Campbellian Science Fiction stories—alternately “men with screwdrivers” or Blue SF—are provably inferior to the Fantasy & Science Fiction stories of the Pulps. Campbell is the Silver Age, the Pulps the Golden Age. This is not because the writers and editors of the Silver Age sucked. They had talent, skill, and imagination in abundance. Unfortunately, what […]

Strong opinions piss people off. Strong opinions, expressed forcefully, piss people off even more. To those offended, I say this: Campbell, confreres, and successors have—for seventy-nine years—pumped out self-serving propaganda that paints the Pulps as worthless. Constant recitation of a litany of calumnies has succeeded in erasing not only the virtues of the Pulps, but […]

Here’s the Great Myth of the Golden Age of Science Fiction: “Science Fiction sucked until the coming of John W. Campbell and the Big Three—Asimov, Clarke, and Heinlein. Together they swept away the puerile garbage of the Pulps and brought about Science Fiction’s Golden Age.” This is, not to put too fine a point on it, […]

WRIGHT ON: Lost Works The Real Buck Rogers II Let us visit the lost and neglected works of the golden age of science fiction pulps or the silver age of pre-Tolkien fantasy, and see the futures as once they were.  AIRLORDS OF THE HAN. by Philip Francis Nowlan is the second half of the seminal Buck […]

Here is the narrative: Science Fiction was a tiny genre, largely ignored by the general public, a niche of a niche, only appealing to teenage boys… until Star Wars.
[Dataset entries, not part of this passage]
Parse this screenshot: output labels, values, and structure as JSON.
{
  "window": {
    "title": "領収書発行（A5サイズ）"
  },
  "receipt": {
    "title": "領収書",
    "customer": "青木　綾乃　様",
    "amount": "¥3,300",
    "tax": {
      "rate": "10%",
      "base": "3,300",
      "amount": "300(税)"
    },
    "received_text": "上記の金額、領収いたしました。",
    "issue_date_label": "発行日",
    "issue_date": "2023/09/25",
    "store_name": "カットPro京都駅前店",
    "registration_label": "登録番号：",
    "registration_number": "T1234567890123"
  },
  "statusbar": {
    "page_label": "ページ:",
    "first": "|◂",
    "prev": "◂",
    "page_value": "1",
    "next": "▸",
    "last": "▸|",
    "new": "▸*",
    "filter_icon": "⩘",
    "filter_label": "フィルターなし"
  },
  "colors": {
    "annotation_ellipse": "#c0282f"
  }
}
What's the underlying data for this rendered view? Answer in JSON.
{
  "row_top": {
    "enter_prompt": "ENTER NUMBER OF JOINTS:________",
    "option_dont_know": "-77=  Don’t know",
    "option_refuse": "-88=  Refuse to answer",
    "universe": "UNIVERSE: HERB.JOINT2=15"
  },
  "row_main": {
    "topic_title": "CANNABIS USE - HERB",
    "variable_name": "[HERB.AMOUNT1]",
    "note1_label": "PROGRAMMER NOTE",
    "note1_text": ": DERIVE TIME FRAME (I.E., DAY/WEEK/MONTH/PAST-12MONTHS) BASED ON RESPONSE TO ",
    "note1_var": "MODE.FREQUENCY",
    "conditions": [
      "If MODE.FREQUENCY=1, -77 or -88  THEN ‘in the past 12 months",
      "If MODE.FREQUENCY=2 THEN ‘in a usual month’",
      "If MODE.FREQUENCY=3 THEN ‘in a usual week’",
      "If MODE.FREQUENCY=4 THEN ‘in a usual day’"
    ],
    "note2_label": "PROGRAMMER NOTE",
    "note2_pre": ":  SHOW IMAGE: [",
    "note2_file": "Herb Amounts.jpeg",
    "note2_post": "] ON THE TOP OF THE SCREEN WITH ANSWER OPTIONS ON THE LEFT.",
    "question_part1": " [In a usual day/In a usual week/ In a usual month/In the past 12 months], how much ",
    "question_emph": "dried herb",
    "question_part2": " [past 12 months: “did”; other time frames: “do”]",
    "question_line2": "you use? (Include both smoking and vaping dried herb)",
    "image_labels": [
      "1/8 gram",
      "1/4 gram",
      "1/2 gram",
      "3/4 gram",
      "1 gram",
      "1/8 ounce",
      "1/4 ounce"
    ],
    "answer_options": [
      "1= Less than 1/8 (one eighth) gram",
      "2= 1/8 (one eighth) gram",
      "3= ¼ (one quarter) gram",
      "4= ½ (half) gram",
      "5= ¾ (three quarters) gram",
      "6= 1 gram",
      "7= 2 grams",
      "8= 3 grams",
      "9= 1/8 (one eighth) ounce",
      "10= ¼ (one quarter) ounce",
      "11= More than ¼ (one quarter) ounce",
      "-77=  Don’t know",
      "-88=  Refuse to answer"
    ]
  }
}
Then, it got big. Star Wars blew up so big, they had to coin new terms to describe it: summer blockbuster. It was so big, it […]

WRIGHT ON: Lost Works The Real Buck Rogers Inspired by the Appendix N columns of Jeffro Johnson, and by the gift by a generous fan of a complete collection of the Ballantine ‘Adult Fantasy’ line edited by Lin Carter, I would like to invite, in this and future columns, the readers here at the Castalia […]

Anne M. Pillsworth and Ruthanna Emrys over at Tor.com have covered A. Merritt’s “The Woman of the Wood” and their reaction is I think indicative of just how far contemporary fantasy has strayed from the older styles. They look at this story and they have no idea how to categorize it. It’s that different from […]

After reading “Through the Dragon Glass”, this one is a real disappointment. A. Merritt’s lush prose is completely appropriate in describing mysterious otherworldly women and strange, nightmarish landscapes. But the former is completely absent here while the latter is only given a brief treatment here. It’s compelling, though… and it’s stunning to realize that people […]

When I read The Moon Pool, Creep, Shadow, Creep!, and Dwellers in the Mirage last year, I noted such a difference between his first novel and his later ones that I mistakenly assumed that A. Merritt’s writing must have improved drastically over the course of the 1920’s. I could not have been more wrong. Everything […]

This story had the potential to be a masterpiece. The pacing, the cascade of hints that gradually snap into focus, and most of all, a character that really does come across as the “very apotheosis of hatred”– wow! As I was reading it I wanted to compare it to Edgar Allan Poe, even. Then I got […]

For all the flack H. P. Lovecraft gets for being a terrible wordsmith, the guy was not dumb. He knew exactly what makes for a good story. He not explained how to do it in a 1920 article for the United Amateur Press Association, but he also put his ideas into practice so well, he […]